Stored records:
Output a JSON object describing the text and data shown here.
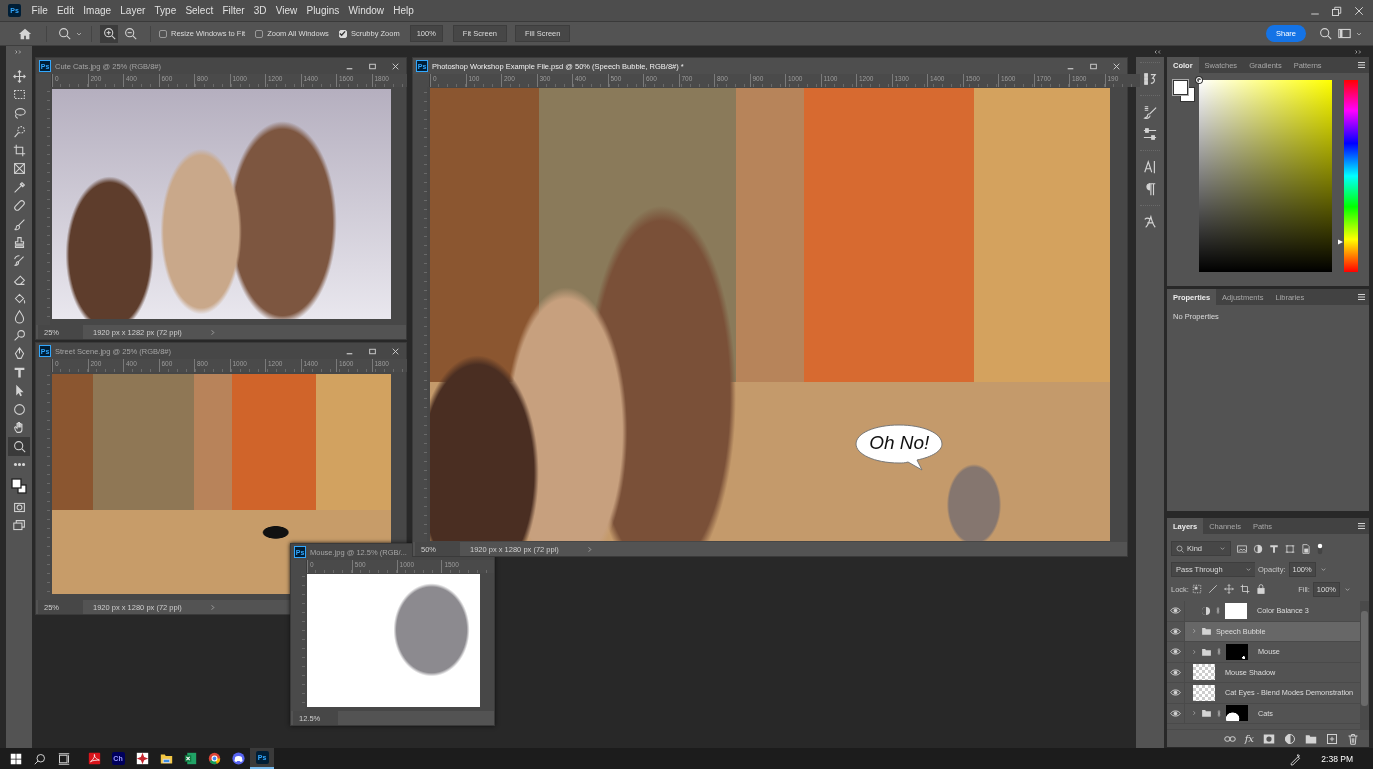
{
  "menu": {
    "logo": "Ps",
    "items": [
      "File",
      "Edit",
      "Image",
      "Layer",
      "Type",
      "Select",
      "Filter",
      "3D",
      "View",
      "Plugins",
      "Window",
      "Help"
    ]
  },
  "options_bar": {
    "zoom_modes": [
      {
        "kind": "zoom-in",
        "selected": true
      },
      {
        "kind": "zoom-out",
        "selected": false
      }
    ],
    "checkboxes": [
      {
        "label": "Resize Windows to Fit",
        "checked": false
      },
      {
        "label": "Zoom All Windows",
        "checked": false
      },
      {
        "label": "Scrubby Zoom",
        "checked": true
      }
    ],
    "zoom_value": "100%",
    "buttons": [
      "Fit Screen",
      "Fill Screen"
    ],
    "share": "Share"
  },
  "tools": [
    {
      "kind": "move",
      "selected": false
    },
    {
      "kind": "marquee",
      "selected": false
    },
    {
      "kind": "lasso",
      "selected": false
    },
    {
      "kind": "quick-select",
      "selected": false
    },
    {
      "kind": "crop",
      "selected": false
    },
    {
      "kind": "frame",
      "selected": false
    },
    {
      "kind": "eyedropper",
      "selected": false
    },
    {
      "kind": "healing",
      "selected": false
    },
    {
      "kind": "brush",
      "selected": false
    },
    {
      "kind": "stamp",
      "selected": false
    },
    {
      "kind": "history",
      "selected": false
    },
    {
      "kind": "eraser",
      "selected": false
    },
    {
      "kind": "bucket",
      "selected": false
    },
    {
      "kind": "blur",
      "selected": false
    },
    {
      "kind": "dodge",
      "selected": false
    },
    {
      "kind": "pen",
      "selected": false
    },
    {
      "kind": "type",
      "selected": false
    },
    {
      "kind": "path-select",
      "selected": false
    },
    {
      "kind": "ellipse",
      "selected": false
    },
    {
      "kind": "hand",
      "selected": false
    },
    {
      "kind": "zoom",
      "selected": true
    },
    {
      "kind": "more",
      "selected": false
    },
    {
      "kind": "colors",
      "selected": false
    },
    {
      "kind": "quick-mask",
      "selected": false
    },
    {
      "kind": "screen-mode",
      "selected": false
    }
  ],
  "documents": [
    {
      "icon": "Ps",
      "title": "Cute Cats.jpg @ 25% (RGB/8#)",
      "active": false,
      "controls": true,
      "ruler": [
        "0",
        "200",
        "400",
        "600",
        "800",
        "1000",
        "1200",
        "1400",
        "1600",
        "1800"
      ],
      "photo": {
        "kind": "cats"
      },
      "zoom": "25%",
      "size": "1920 px x 1282 px (72 ppi)"
    },
    {
      "icon": "Ps",
      "title": "Photoshop Workshop Example File.psd @ 50% (Speech Bubble, RGB/8#) *",
      "active": true,
      "controls": true,
      "ruler": [
        "0",
        "100",
        "200",
        "300",
        "400",
        "500",
        "600",
        "700",
        "800",
        "900",
        "1000",
        "1100",
        "1200",
        "1300",
        "1400",
        "1500",
        "1600",
        "1700",
        "1800",
        "190"
      ],
      "photo": {
        "kind": "composite"
      },
      "overlay_text": "Oh No!",
      "zoom": "50%",
      "size": "1920 px x 1280 px (72 ppi)"
    },
    {
      "icon": "Ps",
      "title": "Street Scene.jpg @ 25% (RGB/8#)",
      "active": false,
      "controls": true,
      "ruler": [
        "0",
        "200",
        "400",
        "600",
        "800",
        "1000",
        "1200",
        "1400",
        "1600",
        "1800"
      ],
      "photo": {
        "kind": "street"
      },
      "zoom": "25%",
      "size": "1920 px x 1280 px (72 ppi)"
    },
    {
      "icon": "Ps",
      "title": "Mouse.jpg @ 12.5% (RGB/...",
      "active": false,
      "ruler": [
        "0",
        "500",
        "1000",
        "1500"
      ],
      "photo": {
        "kind": "mouse"
      },
      "zoom": "12.5%"
    }
  ],
  "color_panel": {
    "hue_slider": {
      "level": 0.17
    },
    "tabs": [
      {
        "label": "Color",
        "selected": true
      },
      {
        "label": "Swatches",
        "selected": false
      },
      {
        "label": "Gradients",
        "selected": false
      },
      {
        "label": "Patterns",
        "selected": false
      }
    ]
  },
  "properties_panel": {
    "tabs": [
      {
        "label": "Properties",
        "selected": true
      },
      {
        "label": "Adjustments",
        "selected": false
      },
      {
        "label": "Libraries",
        "selected": false
      }
    ],
    "message": "No Properties"
  },
  "layers_panel": {
    "tabs": [
      {
        "label": "Layers",
        "selected": true
      },
      {
        "label": "Channels",
        "selected": false
      },
      {
        "label": "Paths",
        "selected": false
      }
    ],
    "filter": "Kind",
    "blend_mode": "Pass Through",
    "opacity_label": "Opacity:",
    "opacity": "100%",
    "lock_label": "Lock:",
    "fill_label": "Fill:",
    "fill": "100%",
    "layers": [
      {
        "name": "Color Balance 3",
        "kind": "adjustment",
        "visible": true,
        "selected": false,
        "linked": true,
        "mask": {
          "kind": "white"
        }
      },
      {
        "name": "Speech Bubble",
        "kind": "group",
        "visible": true,
        "selected": true,
        "linked": false
      },
      {
        "name": "Mouse",
        "kind": "group",
        "visible": true,
        "selected": false,
        "linked": true,
        "mask": {
          "kind": "black"
        }
      },
      {
        "name": "Mouse Shadow",
        "kind": "pixel",
        "visible": true,
        "selected": false,
        "linked": false
      },
      {
        "name": "Cat Eyes - Blend Modes Demonstration",
        "kind": "pixel",
        "visible": true,
        "selected": false,
        "linked": false
      },
      {
        "name": "Cats",
        "kind": "group",
        "visible": true,
        "selected": false,
        "linked": true,
        "mask": {
          "kind": "black-shape"
        }
      }
    ],
    "effects_button": "fx"
  },
  "taskbar": {
    "apps": [
      {
        "kind": "acrobat",
        "selected": false
      },
      {
        "kind": "character-animator",
        "label": "Ch",
        "selected": false
      },
      {
        "kind": "red-app",
        "selected": false
      },
      {
        "kind": "explorer",
        "selected": false
      },
      {
        "kind": "excel",
        "selected": false
      },
      {
        "kind": "chrome",
        "selected": false
      },
      {
        "kind": "discord",
        "selected": false
      },
      {
        "kind": "photoshop",
        "label": "Ps",
        "selected": true
      }
    ],
    "time": "2:38 PM"
  }
}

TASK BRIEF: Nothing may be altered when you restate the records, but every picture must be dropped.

SOLUTION FOR THIS PROBLEM:
Output a JSON object describing the text and data shown here.
{
  "menu": {
    "logo": "Ps",
    "items": [
      "File",
      "Edit",
      "Image",
      "Layer",
      "Type",
      "Select",
      "Filter",
      "3D",
      "View",
      "Plugins",
      "Window",
      "Help"
    ]
  },
  "options_bar": {
    "zoom_modes": [
      {
        "kind": "zoom-in",
        "selected": true
      },
      {
        "kind": "zoom-out",
        "selected": false
      }
    ],
    "checkboxes": [
      {
        "label": "Resize Windows to Fit",
        "checked": false
      },
      {
        "label": "Zoom All Windows",
        "checked": false
      },
      {
        "label": "Scrubby Zoom",
        "checked": true
      }
    ],
    "zoom_value": "100%",
    "buttons": [
      "Fit Screen",
      "Fill Screen"
    ],
    "share": "Share"
  },
  "tools": [
    {
      "kind": "move",
      "selected": false
    },
    {
      "kind": "marquee",
      "selected": false
    },
    {
      "kind": "lasso",
      "selected": false
    },
    {
      "kind": "quick-select",
      "selected": false
    },
    {
      "kind": "crop",
      "selected": false
    },
    {
      "kind": "frame",
      "selected": false
    },
    {
      "kind": "eyedropper",
      "selected": false
    },
    {
      "kind": "healing",
      "selected": false
    },
    {
      "kind": "brush",
      "selected": false
    },
    {
      "kind": "stamp",
      "selected": false
    },
    {
      "kind": "history",
      "selected": false
    },
    {
      "kind": "eraser",
      "selected": false
    },
    {
      "kind": "bucket",
      "selected": false
    },
    {
      "kind": "blur",
      "selected": false
    },
    {
      "kind": "dodge",
      "selected": false
    },
    {
      "kind": "pen",
      "selected": false
    },
    {
      "kind": "type",
      "selected": false
    },
    {
      "kind": "path-select",
      "selected": false
    },
    {
      "kind": "ellipse",
      "selected": false
    },
    {
      "kind": "hand",
      "selected": false
    },
    {
      "kind": "zoom",
      "selected": true
    },
    {
      "kind": "more",
      "selected": false
    },
    {
      "kind": "colors",
      "selected": false
    },
    {
      "kind": "quick-mask",
      "selected": false
    },
    {
      "kind": "screen-mode",
      "selected": false
    }
  ],
  "documents": [
    {
      "icon": "Ps",
      "title": "Cute Cats.jpg @ 25% (RGB/8#)",
      "active": false,
      "controls": true,
      "ruler": [
        "0",
        "200",
        "400",
        "600",
        "800",
        "1000",
        "1200",
        "1400",
        "1600",
        "1800"
      ],
      "photo": {
        "kind": "cats"
      },
      "zoom": "25%",
      "size": "1920 px x 1282 px (72 ppi)"
    },
    {
      "icon": "Ps",
      "title": "Photoshop Workshop Example File.psd @ 50% (Speech Bubble, RGB/8#) *",
      "active": true,
      "controls": true,
      "ruler": [
        "0",
        "100",
        "200",
        "300",
        "400",
        "500",
        "600",
        "700",
        "800",
        "900",
        "1000",
        "1100",
        "1200",
        "1300",
        "1400",
        "1500",
        "1600",
        "1700",
        "1800",
        "190"
      ],
      "photo": {
        "kind": "composite"
      },
      "overlay_text": "Oh No!",
      "zoom": "50%",
      "size": "1920 px x 1280 px (72 ppi)"
    },
    {
      "icon": "Ps",
      "title": "Street Scene.jpg @ 25% (RGB/8#)",
      "active": false,
      "controls": true,
      "ruler": [
        "0",
        "200",
        "400",
        "600",
        "800",
        "1000",
        "1200",
        "1400",
        "1600",
        "1800"
      ],
      "photo": {
        "kind": "street"
      },
      "zoom": "25%",
      "size": "1920 px x 1280 px (72 ppi)"
    },
    {
      "icon": "Ps",
      "title": "Mouse.jpg @ 12.5% (RGB/...",
      "active": false,
      "ruler": [
        "0",
        "500",
        "1000",
        "1500"
      ],
      "photo": {
        "kind": "mouse"
      },
      "zoom": "12.5%"
    }
  ],
  "color_panel": {
    "hue_slider": {
      "level": 0.17
    },
    "tabs": [
      {
        "label": "Color",
        "selected": true
      },
      {
        "label": "Swatches",
        "selected": false
      },
      {
        "label": "Gradients",
        "selected": false
      },
      {
        "label": "Patterns",
        "selected": false
      }
    ]
  },
  "properties_panel": {
    "tabs": [
      {
        "label": "Properties",
        "selected": true
      },
      {
        "label": "Adjustments",
        "selected": false
      },
      {
        "label": "Libraries",
        "selected": false
      }
    ],
    "message": "No Properties"
  },
  "layers_panel": {
    "tabs": [
      {
        "label": "Layers",
        "selected": true
      },
      {
        "label": "Channels",
        "selected": false
      },
      {
        "label": "Paths",
        "selected": false
      }
    ],
    "filter": "Kind",
    "blend_mode": "Pass Through",
    "opacity_label": "Opacity:",
    "opacity": "100%",
    "lock_label": "Lock:",
    "fill_label": "Fill:",
    "fill": "100%",
    "layers": [
      {
        "name": "Color Balance 3",
        "kind": "adjustment",
        "visible": true,
        "selected": false,
        "linked": true,
        "mask": {
          "kind": "white"
        }
      },
      {
        "name": "Speech Bubble",
        "kind": "group",
        "visible": true,
        "selected": true,
        "linked": false
      },
      {
        "name": "Mouse",
        "kind": "group",
        "visible": true,
        "selected": false,
        "linked": true,
        "mask": {
          "kind": "black"
        }
      },
      {
        "name": "Mouse Shadow",
        "kind": "pixel",
        "visible": true,
        "selected": false,
        "linked": false
      },
      {
        "name": "Cat Eyes - Blend Modes Demonstration",
        "kind": "pixel",
        "visible": true,
        "selected": false,
        "linked": false
      },
      {
        "name": "Cats",
        "kind": "group",
        "visible": true,
        "selected": false,
        "linked": true,
        "mask": {
          "kind": "black-shape"
        }
      }
    ],
    "effects_button": "fx"
  },
  "taskbar": {
    "apps": [
      {
        "kind": "acrobat",
        "selected": false
      },
      {
        "kind": "character-animator",
        "label": "Ch",
        "selected": false
      },
      {
        "kind": "red-app",
        "selected": false
      },
      {
        "kind": "explorer",
        "selected": false
      },
      {
        "kind": "excel",
        "selected": false
      },
      {
        "kind": "chrome",
        "selected": false
      },
      {
        "kind": "discord",
        "selected": false
      },
      {
        "kind": "photoshop",
        "label": "Ps",
        "selected": true
      }
    ],
    "time": "2:38 PM"
  }
}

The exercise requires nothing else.